Thursday, May 19, 2011

C# screen capture!

Among the many good things about C# is it's amazing library, the .NET framework.  It may seem almost alien to native programmers, and I'm thoroughly convinced trained monkeys can write C# programs--but here is a small sample of the level of abstraction provided by C# and the rich .NET framework classes.

GetScreen.cs
[file]

using System;
using System.Collections.Generic;
using System.Linq;
using System.Text;
using System.Drawing;
using System.Drawing.Imaging;
using System.Windows.Forms;


namespace ScreenCap
{
 
    public class GetScreen
    {
        private Graphics gfx;
        private Bitmap bmp;
        private Point zero;
        private Size resolution;


        public GetScreen()
        {
            zero = new Point(0, 0);
            resolution = new Size(Screen.PrimaryScreen.Bounds.Width, Screen.PrimaryScreen.Bounds.Height);
            bmp = new Bitmap(Screen.PrimaryScreen.Bounds.Width,
                Screen.PrimaryScreen.Bounds.Height,
                PixelFormat.Format32bppArgb);
            gfx = Graphics.FromImage(bmp);
        }
        ~GetScreen()
        {
            bmp.Dispose();
            gfx.Dispose();
        }
        public Bitmap GetImage()
        {
            gfx.CopyFromScreen(zero, zero, resolution);
            return new Bitmap(bmp);
        }
    }
}


[/file]

Form1.cs
[file]

using System;
using System.Collections.Generic;
using System.ComponentModel;
using System.Data;
using System.Drawing;
using System.Linq;
using System.Text;
using System.Windows.Forms;

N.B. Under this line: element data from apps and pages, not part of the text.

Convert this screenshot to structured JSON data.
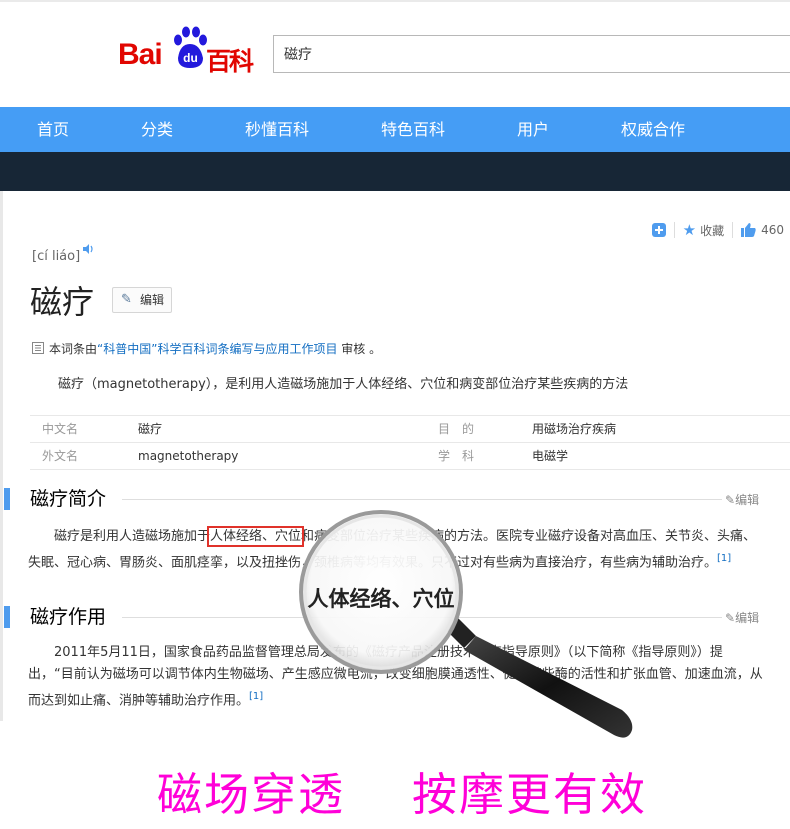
{
  "header": {
    "logo_bai": "Bai",
    "logo_du": "du",
    "logo_baike": "百科",
    "search_value": "磁疗"
  },
  "nav": {
    "items": [
      "首页",
      "分类",
      "秒懂百科",
      "特色百科",
      "用户",
      "权威合作"
    ]
  },
  "entry": {
    "collect_label": "收藏",
    "like_count": "460",
    "pinyin": "[cí liáo]",
    "title": "磁疗",
    "edit_label": "编辑",
    "review_prefix": "本词条由",
    "review_link1": "“科普中国”",
    "review_link2": "科学百科词条编写与应用工作项目",
    "review_suffix": " 审核 。",
    "summary": "磁疗（magnetotherapy），是利用人造磁场施加于人体经络、穴位和病变部位治疗某些疾病的方法",
    "info": [
      {
        "k1": "中文名",
        "v1": "磁疗",
        "k2": "目　的",
        "v2": "用磁场治疗疾病"
      },
      {
        "k1": "外文名",
        "v1": "magnetotherapy",
        "k2": "学　科",
        "v2": "电磁学"
      }
    ]
  },
  "sections": [
    {
      "heading": "磁疗简介",
      "edit": "编辑",
      "p_pre": "磁疗是利用人造磁场施加于",
      "p_hl": "人体经络、穴位",
      "p_post": "和病变部位治疗某些疾病的方法。医院专业磁疗设备对高血压、关节炎、头痛、失眠、冠心病、胃肠炎、面肌痉挛，以及扭挫伤，颈椎病等均有效果。只不过对有些病为直接治疗，有些病为辅助治疗。",
      "ref": "[1]"
    },
    {
      "heading": "磁疗作用",
      "edit": "编辑",
      "p": "2011年5月11日，国家食品药品监督管理总局发布的《磁疗产品注册技术审查指导原则》（以下简称《指导原则》）提出，“目前认为磁场可以调节体内生物磁场、产生感应微电流，改变细胞膜通透性、促进某些酶的活性和扩张血管、加速血流，从而达到如止痛、消肿等辅助治疗作用。",
      "ref": "[1]"
    }
  ],
  "magnifier_text": "人体经络、穴位",
  "slogan": {
    "left": "磁场穿透",
    "right": "按摩更有效"
  },
  "colors": {
    "nav_blue": "#459df5",
    "dark_band": "#172636",
    "logo_red": "#e10601",
    "slogan_magenta": "#ff00d8",
    "link_blue": "#136ec2"
  }
}
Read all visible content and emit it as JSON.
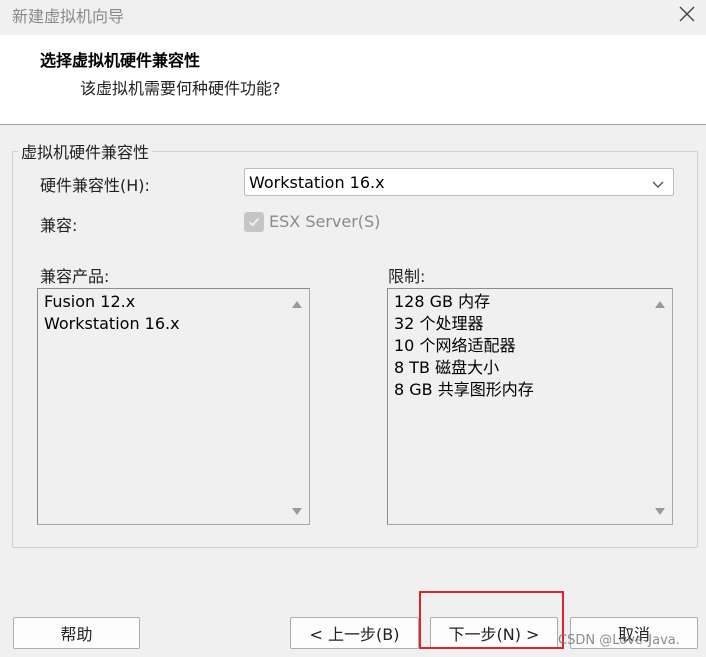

namespace ScreenCap
{
    public partial class Form1 : Form
    {
        public GetScreen capture;
        public Form1()
        {
            InitializeComponent();
            capture = new GetScreen();
            //Assigning a snapshot to the window content.
            Graphics gfx = this.CreateGraphics();
            this.Show();//Make sure to sure the window first.
            gfx.DrawImage(capture.GetImage(), this.ClientRectangle);
        }
    }
}
[/file]

If built properly you should see a snapshot of your screen in the window, and a glimpse into the life of the army of trained monkeys writing software for Microsoft Windows.

Wednesday, May 18, 2011

STL = a pure computation library for C++ (amazing)

The C++ STL or Standard Template Library can easily be divided into two sections, algorithms and containers.
The version you will find accompanying most modern C++ compilers is based off of the SGI version of the STL which can be used alternatively.

Many programmers can find some utility in using the STL as it can make computation as easy as pie.  For example, every permutation of "abcdefghijklmnopqrstuvwxyz"




#include <iostream>
#include <string>
#include <algorithm>



int main()
{
   using namespace std;
   string input = "abcdefghijklmnopqrstuvwxyz";
   do
   {
       cout << input << "\n";
   }while( std::next_permutation(input.begin(), input.end()) );
}

Tuesday, May 17, 2011

C++ Loop construction for file input.

The following loop setup will yield the best results for file input and avoids many common mistakes that have to do with the eof() member returning true only after the eof() has been reached.




int main()
{
using namespace std;
ifstream inFile("somefile.txt");
//check for errors, etc.

string input;
while( inFile >> input ) //< -- loop
{
//Processing.
}

inFile.close();
}

Monday, May 16, 2011

DreamSpark provides free training to students.

Microsoft Dreamspark provides free training to currently enrolled students!

Among Dreamspark's free software for students, such as Visual Studio 2010 Professional, there exists now a Pluralsight-training.net trial membership for ~80 days of free training videos.

www.dreamspark.com